Republicans got a surprising boost Tuesday from AARP, the nation's largest and most powerful seniors group on an issue that's bedeviled Washington for years -- prescription drugs for seniors.
"I think it's important news that there is one party that can essentially control the outcome here," Chris Hansen, director of advocacy for AARP told Fox News. "In terms of getting to a final conclusion, I think having one-party control, whichever party, it is probably a good thing. I think Republicans are serious about making this a priority."
Hansen said that AARP, which favors universal drug coverage, would be willing to endorse a less expensive alternative that only covers the 11 million seniors on Medicare who have no prescription drug coverage.
"If we have to accept a first step first, a first step can be a step in the right direction, a step that can be built upon," he said.
This could be good news for the Bush White House and congressional Republicans as they prepare a prescription drug push in the 108th Congress. The White House is reviewing proposals and a big push is expected in the president's State of the Union address in January.
The president favors a limited Medicare drug bill that emphasizes coverage for the uninsured. Right now, most GOP proposals provide $300 billion in benefits over 10 years.
"It's a bit irresponsible to try to come in with universal coverage over all of our senior population when many of these people don't need it," said Sen. Chuck Hagel, R-Neb., a member of the Senate Budget Committee that will write the broad outlines for a Medicare drug benefit.

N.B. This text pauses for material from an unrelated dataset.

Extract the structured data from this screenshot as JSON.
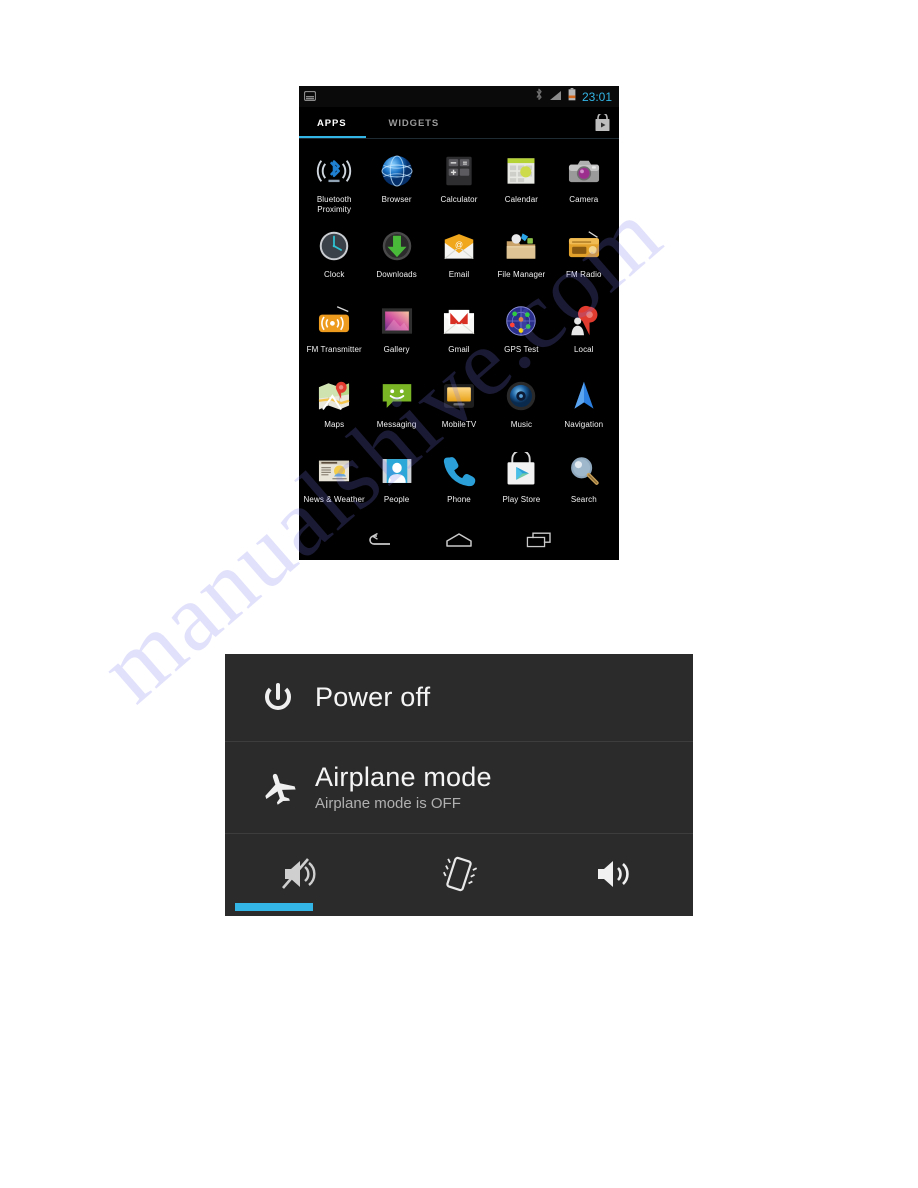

"People who are fairly well off and who are now buying their own insurance, I don't think that was the intent of government programs so we focus on those who need most, first, that's the first priority."
Costs are sure to be a huge issue, especially as Congress continues to face budget deficits for the next few years.
According to the Congressional Budget Office, seniors this year are expected to spend $87 billion on prescription drugs. But by 2012, the CBO estimates drug costs for seniors will more than triple, rising to $278 billion. So, when Republicans talk of a 10-year plan with $300 billion in drug benefits, current cost estimates for the 10 years from 2002-2012 are more than $1.8 trillion.
Hagel said Congress must ensure that a drug benefit package does "not saddle generations to come with hundreds of billions of dollars in new additional programs already on a Medicare system that is broken that needs reform terribly."
But Hansen and other advocates of universal drug coverage contend that drug coverage will lower overall Medicare costs -- by shifting them away from costly emergency room and doctor's visits and toward more manageable and anticipated drug costs.
"I think clearly, you'd much rather have people taking prescription drugs to control blood pressure, rather than taking people to the hospital for the aftermath of stroke," Hansen said. "There is a cost impact, but there is an impact to society anyway. I mean we've got people out there making the choice of taking the prescription drugs they need to stay alive and eating. We can make the case that is probably more monetarily efficient for society to let people die, but it's not a very good answer."
Republicans, however, are forced to operate in the strange world of congressional budgeting, where only projected costs -- but not projected savings -- are counted when determining how much a drug benefit package will cost.
Hence the GOP push for overall Medicare reform. Republicans want to make the vintage program, created in 1965, more efficient by finding ways to save on benefits for visits to the doctor and hospital stays.
"We essentially are driving a 1965 model now into this new 21st century. That doesn't make any sense," Hagel said. "When we first put together Medicare in 1965, there was no focus on preventative measures, there was no focus on diet, on exercise, hence prescription drugs aren't even covered. It's not relevant anymore what we're doing, and we're wasting billions and billions of dollars of taxpayers' money and not really getting the job done."
Bush has told lawmakers he will not sign a drug bill without significant Medicare reform.
"Real Medicare reform is absolutely critical and it must be done and I hope over the next two years it will be done," Hagel said.